*** Opening of Records to use ***
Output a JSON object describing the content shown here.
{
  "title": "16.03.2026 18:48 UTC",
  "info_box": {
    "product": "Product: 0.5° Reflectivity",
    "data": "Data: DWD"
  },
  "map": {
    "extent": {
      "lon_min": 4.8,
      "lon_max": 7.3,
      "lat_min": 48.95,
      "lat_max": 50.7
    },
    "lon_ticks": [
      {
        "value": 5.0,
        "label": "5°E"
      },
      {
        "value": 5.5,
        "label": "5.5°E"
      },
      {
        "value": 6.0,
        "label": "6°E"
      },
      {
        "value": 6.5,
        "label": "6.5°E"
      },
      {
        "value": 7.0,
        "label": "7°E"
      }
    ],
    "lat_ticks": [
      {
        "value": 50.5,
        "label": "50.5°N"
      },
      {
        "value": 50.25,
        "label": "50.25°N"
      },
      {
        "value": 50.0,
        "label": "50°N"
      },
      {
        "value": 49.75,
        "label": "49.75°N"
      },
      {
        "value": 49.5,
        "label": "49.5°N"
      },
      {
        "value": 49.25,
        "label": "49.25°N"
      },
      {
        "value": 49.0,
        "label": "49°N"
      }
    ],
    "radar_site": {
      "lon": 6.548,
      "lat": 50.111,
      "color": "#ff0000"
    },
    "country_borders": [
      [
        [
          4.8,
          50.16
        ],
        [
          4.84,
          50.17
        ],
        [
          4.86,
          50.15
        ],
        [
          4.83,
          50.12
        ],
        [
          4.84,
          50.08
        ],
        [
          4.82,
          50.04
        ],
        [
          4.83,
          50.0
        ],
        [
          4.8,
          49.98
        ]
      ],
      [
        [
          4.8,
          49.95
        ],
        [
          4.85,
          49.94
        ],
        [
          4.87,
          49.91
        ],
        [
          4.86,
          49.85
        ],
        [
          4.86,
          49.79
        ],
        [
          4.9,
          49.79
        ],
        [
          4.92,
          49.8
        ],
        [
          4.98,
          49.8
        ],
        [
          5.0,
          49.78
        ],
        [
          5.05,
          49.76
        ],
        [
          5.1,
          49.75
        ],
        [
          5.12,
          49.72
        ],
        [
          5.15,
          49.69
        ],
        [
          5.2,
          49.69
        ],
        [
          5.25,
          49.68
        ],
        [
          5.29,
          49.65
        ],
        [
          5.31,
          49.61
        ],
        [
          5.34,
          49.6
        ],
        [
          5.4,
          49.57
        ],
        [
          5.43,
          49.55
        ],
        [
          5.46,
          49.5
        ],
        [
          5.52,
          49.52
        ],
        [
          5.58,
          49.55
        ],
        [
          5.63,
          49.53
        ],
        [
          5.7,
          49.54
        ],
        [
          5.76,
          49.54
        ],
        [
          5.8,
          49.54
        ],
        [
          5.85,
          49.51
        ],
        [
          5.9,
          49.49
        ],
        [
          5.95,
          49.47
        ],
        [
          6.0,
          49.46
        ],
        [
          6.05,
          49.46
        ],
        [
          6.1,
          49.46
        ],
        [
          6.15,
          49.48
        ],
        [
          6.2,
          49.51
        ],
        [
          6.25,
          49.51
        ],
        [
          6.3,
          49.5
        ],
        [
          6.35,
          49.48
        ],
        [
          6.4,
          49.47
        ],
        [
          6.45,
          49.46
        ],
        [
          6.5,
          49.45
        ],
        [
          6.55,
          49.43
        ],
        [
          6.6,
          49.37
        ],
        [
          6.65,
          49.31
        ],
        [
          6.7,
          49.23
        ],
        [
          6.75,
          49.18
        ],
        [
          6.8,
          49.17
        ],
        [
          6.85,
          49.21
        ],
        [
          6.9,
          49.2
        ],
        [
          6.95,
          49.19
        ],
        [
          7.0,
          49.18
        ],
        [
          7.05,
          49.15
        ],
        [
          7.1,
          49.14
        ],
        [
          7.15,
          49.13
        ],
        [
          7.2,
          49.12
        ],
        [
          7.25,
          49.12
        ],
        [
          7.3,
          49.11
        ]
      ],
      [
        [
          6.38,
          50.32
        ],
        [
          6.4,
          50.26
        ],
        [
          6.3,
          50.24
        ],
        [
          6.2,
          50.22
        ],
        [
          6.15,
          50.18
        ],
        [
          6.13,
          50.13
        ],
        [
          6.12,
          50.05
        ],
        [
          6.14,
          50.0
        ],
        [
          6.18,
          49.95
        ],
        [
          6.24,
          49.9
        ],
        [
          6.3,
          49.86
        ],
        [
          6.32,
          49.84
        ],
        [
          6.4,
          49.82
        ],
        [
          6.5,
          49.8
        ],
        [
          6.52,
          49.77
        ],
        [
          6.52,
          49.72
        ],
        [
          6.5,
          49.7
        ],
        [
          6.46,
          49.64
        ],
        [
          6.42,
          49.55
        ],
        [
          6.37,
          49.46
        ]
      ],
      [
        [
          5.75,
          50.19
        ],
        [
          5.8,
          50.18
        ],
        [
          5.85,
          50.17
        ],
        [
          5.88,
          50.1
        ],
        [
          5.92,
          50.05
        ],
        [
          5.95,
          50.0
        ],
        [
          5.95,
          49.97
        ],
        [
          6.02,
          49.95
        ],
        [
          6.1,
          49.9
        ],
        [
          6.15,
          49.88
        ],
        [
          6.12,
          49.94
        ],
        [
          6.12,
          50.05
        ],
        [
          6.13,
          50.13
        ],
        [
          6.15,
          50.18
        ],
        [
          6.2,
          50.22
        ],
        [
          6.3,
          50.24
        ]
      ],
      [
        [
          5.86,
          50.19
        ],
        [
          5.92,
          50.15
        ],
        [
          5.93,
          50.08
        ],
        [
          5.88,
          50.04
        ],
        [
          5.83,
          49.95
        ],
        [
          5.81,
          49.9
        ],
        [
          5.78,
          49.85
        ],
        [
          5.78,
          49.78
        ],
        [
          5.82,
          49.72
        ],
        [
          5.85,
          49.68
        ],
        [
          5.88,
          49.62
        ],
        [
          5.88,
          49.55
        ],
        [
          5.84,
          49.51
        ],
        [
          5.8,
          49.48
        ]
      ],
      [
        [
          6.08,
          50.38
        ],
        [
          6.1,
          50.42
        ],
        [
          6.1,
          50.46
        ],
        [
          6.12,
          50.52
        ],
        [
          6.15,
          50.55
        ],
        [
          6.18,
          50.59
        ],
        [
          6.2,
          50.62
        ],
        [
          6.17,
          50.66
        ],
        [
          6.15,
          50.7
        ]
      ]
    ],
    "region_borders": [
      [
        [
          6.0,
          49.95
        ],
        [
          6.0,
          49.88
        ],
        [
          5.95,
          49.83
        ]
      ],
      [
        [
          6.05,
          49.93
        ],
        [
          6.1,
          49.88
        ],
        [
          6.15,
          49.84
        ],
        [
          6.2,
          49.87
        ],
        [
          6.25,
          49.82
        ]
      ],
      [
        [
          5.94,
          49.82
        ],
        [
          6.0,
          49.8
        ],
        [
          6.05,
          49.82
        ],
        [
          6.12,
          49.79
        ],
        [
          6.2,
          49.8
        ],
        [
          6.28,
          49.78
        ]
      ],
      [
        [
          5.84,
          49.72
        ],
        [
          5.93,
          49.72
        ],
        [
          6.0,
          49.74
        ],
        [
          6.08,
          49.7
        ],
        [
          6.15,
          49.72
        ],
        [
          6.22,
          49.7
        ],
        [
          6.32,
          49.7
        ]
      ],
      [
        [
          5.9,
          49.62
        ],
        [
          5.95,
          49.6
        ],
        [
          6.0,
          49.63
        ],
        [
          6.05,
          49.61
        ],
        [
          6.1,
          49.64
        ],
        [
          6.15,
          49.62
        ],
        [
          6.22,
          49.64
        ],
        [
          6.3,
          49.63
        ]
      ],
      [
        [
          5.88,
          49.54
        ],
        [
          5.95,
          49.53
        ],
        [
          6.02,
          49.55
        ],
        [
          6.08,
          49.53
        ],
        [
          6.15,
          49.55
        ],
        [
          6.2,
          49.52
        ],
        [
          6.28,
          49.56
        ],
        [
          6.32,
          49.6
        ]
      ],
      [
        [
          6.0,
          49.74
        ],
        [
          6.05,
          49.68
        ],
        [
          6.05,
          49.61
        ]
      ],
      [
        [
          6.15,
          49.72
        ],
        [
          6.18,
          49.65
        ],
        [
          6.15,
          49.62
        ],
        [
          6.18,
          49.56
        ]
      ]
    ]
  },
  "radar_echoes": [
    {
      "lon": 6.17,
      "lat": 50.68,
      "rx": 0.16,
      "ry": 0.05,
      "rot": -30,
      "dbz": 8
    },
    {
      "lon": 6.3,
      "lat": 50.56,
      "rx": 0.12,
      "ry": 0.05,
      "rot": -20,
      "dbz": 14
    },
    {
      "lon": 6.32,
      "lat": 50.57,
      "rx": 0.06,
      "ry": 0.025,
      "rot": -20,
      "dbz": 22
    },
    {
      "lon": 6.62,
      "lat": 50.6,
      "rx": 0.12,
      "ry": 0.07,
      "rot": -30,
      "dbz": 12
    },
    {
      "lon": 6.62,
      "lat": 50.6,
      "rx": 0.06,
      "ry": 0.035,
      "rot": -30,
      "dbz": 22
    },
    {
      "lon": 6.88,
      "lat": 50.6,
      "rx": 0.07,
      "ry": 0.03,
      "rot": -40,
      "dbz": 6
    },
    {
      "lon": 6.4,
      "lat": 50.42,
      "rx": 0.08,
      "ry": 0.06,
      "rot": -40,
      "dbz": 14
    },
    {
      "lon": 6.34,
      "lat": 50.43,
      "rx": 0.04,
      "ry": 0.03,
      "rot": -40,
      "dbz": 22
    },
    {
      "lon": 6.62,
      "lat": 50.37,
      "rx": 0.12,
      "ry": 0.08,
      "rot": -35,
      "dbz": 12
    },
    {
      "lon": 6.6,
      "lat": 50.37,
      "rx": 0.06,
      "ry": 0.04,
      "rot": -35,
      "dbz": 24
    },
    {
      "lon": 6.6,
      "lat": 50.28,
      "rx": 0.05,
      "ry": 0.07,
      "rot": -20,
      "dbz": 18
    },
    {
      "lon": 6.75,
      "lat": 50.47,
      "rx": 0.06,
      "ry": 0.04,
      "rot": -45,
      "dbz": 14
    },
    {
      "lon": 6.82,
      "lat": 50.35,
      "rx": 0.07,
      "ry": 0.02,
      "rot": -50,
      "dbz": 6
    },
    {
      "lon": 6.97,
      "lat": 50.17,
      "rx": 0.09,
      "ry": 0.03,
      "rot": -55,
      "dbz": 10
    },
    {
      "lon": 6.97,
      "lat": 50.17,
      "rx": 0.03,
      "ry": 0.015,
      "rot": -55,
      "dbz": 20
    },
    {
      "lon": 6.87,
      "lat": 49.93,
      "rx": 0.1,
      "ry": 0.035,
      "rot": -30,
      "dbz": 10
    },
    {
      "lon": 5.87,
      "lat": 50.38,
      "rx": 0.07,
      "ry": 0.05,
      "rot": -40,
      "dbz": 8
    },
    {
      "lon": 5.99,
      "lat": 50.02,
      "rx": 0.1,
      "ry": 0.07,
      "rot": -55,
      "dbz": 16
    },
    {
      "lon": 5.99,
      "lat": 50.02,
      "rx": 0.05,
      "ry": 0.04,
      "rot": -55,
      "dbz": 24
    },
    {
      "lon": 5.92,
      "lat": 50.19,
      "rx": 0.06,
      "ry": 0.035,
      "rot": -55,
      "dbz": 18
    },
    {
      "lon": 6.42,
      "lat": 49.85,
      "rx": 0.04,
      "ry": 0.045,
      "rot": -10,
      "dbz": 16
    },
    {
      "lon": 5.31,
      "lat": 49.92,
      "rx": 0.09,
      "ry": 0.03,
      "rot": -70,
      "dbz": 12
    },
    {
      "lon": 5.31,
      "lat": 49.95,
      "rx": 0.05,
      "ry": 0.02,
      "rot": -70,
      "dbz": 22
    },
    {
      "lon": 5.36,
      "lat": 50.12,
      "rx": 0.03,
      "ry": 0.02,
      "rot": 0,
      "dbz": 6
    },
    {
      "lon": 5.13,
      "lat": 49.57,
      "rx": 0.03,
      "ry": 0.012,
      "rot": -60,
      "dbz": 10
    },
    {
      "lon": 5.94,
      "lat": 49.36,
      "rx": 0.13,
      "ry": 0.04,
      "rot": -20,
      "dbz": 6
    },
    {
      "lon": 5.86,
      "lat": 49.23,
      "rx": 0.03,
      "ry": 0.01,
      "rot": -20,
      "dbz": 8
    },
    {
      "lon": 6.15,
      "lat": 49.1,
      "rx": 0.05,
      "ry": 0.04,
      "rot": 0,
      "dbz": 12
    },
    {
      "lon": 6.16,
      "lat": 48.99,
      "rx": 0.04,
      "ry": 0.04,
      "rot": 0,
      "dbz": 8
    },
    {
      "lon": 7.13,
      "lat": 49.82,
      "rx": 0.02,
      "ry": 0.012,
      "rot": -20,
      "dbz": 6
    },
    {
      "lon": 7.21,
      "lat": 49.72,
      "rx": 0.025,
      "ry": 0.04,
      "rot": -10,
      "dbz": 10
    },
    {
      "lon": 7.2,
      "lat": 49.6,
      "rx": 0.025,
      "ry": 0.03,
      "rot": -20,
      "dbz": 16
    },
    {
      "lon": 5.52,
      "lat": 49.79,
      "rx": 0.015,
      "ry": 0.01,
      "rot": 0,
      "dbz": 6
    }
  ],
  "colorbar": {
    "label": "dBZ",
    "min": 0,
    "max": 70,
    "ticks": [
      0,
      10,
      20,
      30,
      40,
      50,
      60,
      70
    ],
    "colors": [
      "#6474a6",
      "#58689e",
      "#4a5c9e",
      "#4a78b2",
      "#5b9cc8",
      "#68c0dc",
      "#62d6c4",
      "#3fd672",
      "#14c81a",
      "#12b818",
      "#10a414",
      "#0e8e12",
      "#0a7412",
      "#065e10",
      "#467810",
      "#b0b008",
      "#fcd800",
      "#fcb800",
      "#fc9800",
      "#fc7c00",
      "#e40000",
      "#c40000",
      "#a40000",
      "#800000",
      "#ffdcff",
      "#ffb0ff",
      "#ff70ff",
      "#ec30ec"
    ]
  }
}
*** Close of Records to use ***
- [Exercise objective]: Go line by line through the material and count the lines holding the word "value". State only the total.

- [Exercise answer]: 12